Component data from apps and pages
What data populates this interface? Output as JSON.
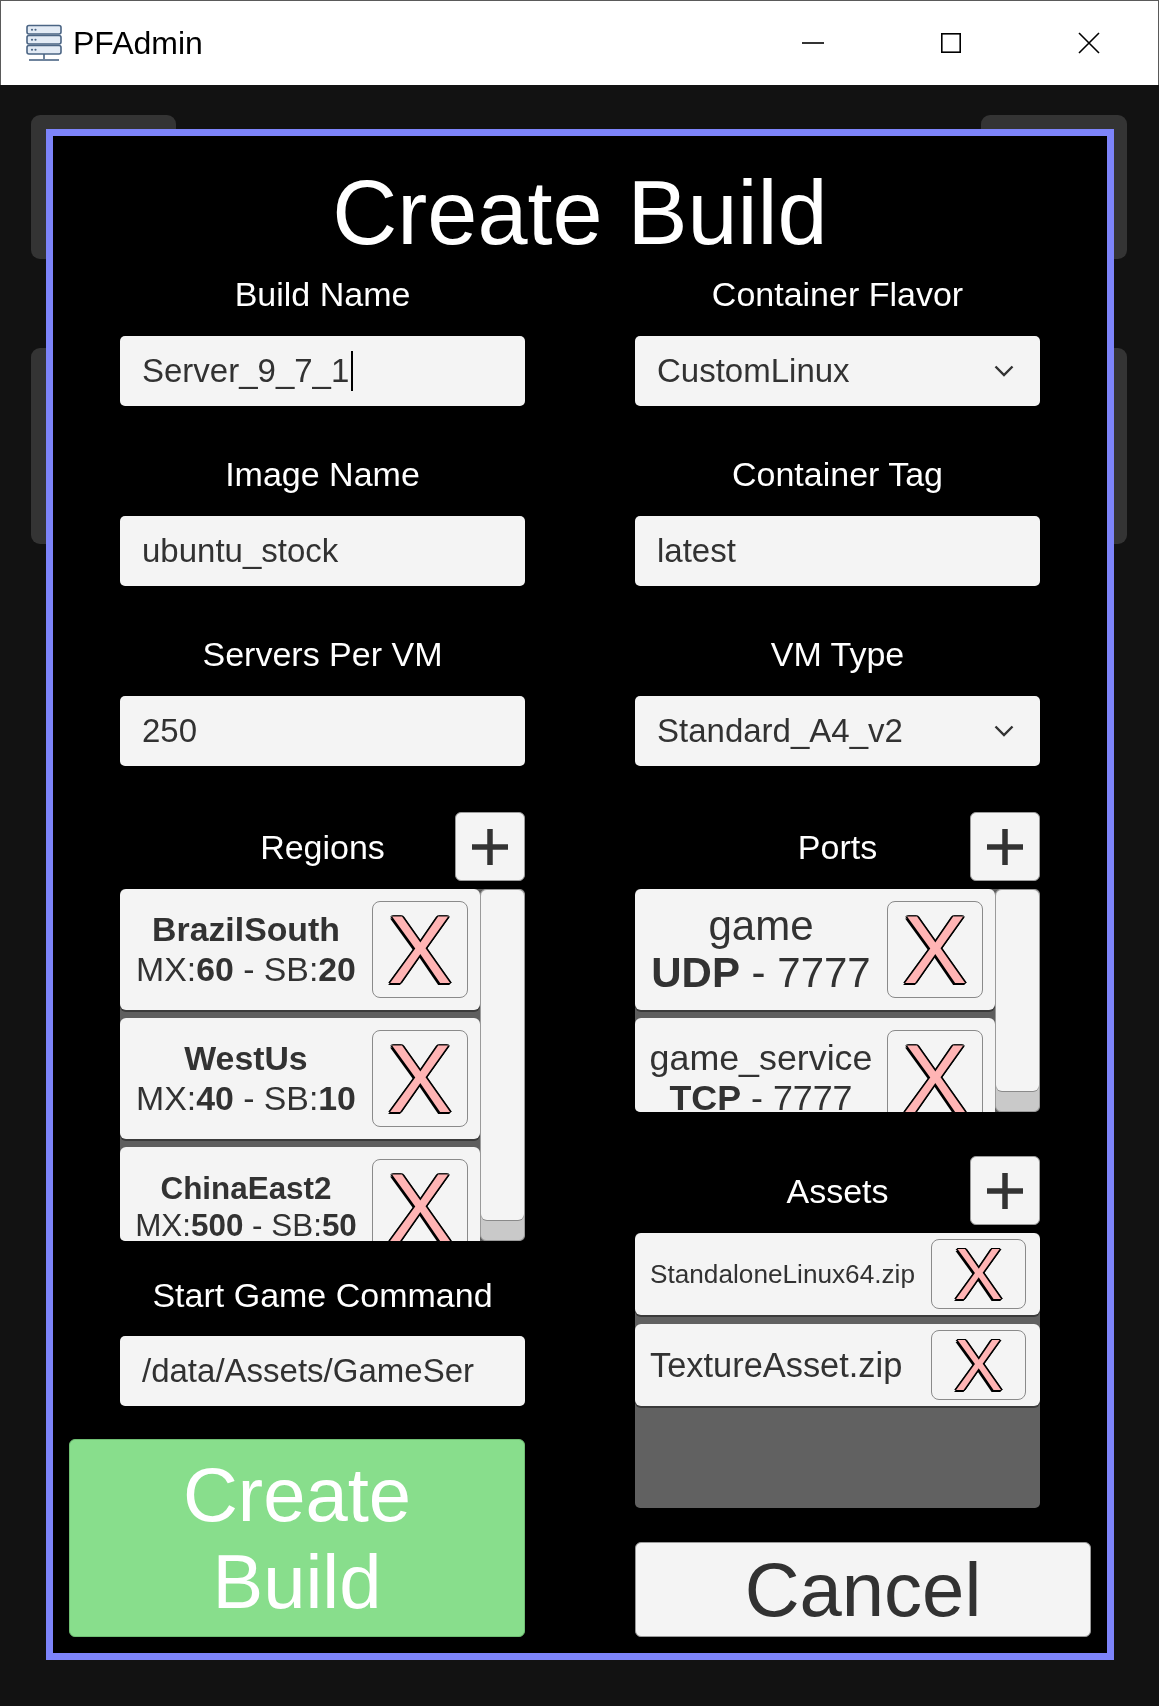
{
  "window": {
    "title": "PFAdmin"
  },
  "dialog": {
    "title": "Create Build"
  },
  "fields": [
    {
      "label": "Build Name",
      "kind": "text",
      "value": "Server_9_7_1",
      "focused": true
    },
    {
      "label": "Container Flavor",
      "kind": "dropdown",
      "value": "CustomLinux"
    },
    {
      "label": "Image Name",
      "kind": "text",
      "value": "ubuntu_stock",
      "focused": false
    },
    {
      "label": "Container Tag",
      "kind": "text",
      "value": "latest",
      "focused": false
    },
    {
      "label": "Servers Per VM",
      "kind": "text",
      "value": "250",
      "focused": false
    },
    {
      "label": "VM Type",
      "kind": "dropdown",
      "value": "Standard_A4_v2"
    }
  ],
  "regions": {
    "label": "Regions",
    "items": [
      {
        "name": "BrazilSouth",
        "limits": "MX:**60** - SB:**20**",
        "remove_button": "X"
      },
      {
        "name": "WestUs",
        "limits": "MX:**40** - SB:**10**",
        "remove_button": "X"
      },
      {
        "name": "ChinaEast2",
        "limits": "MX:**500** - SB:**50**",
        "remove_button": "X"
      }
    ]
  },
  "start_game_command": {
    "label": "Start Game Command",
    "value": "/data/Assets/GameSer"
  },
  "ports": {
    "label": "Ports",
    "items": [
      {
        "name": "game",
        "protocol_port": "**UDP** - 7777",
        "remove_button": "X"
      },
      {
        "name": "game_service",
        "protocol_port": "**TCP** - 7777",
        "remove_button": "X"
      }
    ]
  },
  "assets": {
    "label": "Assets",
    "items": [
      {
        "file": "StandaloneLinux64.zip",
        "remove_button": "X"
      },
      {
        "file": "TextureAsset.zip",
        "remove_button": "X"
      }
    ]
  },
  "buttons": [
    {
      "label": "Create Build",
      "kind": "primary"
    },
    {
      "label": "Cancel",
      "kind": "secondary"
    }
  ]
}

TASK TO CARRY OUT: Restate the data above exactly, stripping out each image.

REPLY TO THE EXERCISE:
What data populates this interface? Output as JSON.
{
  "window": {
    "title": "PFAdmin"
  },
  "dialog": {
    "title": "Create Build"
  },
  "fields": [
    {
      "label": "Build Name",
      "kind": "text",
      "value": "Server_9_7_1",
      "focused": true
    },
    {
      "label": "Container Flavor",
      "kind": "dropdown",
      "value": "CustomLinux"
    },
    {
      "label": "Image Name",
      "kind": "text",
      "value": "ubuntu_stock",
      "focused": false
    },
    {
      "label": "Container Tag",
      "kind": "text",
      "value": "latest",
      "focused": false
    },
    {
      "label": "Servers Per VM",
      "kind": "text",
      "value": "250",
      "focused": false
    },
    {
      "label": "VM Type",
      "kind": "dropdown",
      "value": "Standard_A4_v2"
    }
  ],
  "regions": {
    "label": "Regions",
    "items": [
      {
        "name": "BrazilSouth",
        "limits": "MX:**60** - SB:**20**",
        "remove_button": "X"
      },
      {
        "name": "WestUs",
        "limits": "MX:**40** - SB:**10**",
        "remove_button": "X"
      },
      {
        "name": "ChinaEast2",
        "limits": "MX:**500** - SB:**50**",
        "remove_button": "X"
      }
    ]
  },
  "start_game_command": {
    "label": "Start Game Command",
    "value": "/data/Assets/GameSer"
  },
  "ports": {
    "label": "Ports",
    "items": [
      {
        "name": "game",
        "protocol_port": "**UDP** - 7777",
        "remove_button": "X"
      },
      {
        "name": "game_service",
        "protocol_port": "**TCP** - 7777",
        "remove_button": "X"
      }
    ]
  },
  "assets": {
    "label": "Assets",
    "items": [
      {
        "file": "StandaloneLinux64.zip",
        "remove_button": "X"
      },
      {
        "file": "TextureAsset.zip",
        "remove_button": "X"
      }
    ]
  },
  "buttons": [
    {
      "label": "Create Build",
      "kind": "primary"
    },
    {
      "label": "Cancel",
      "kind": "secondary"
    }
  ]
}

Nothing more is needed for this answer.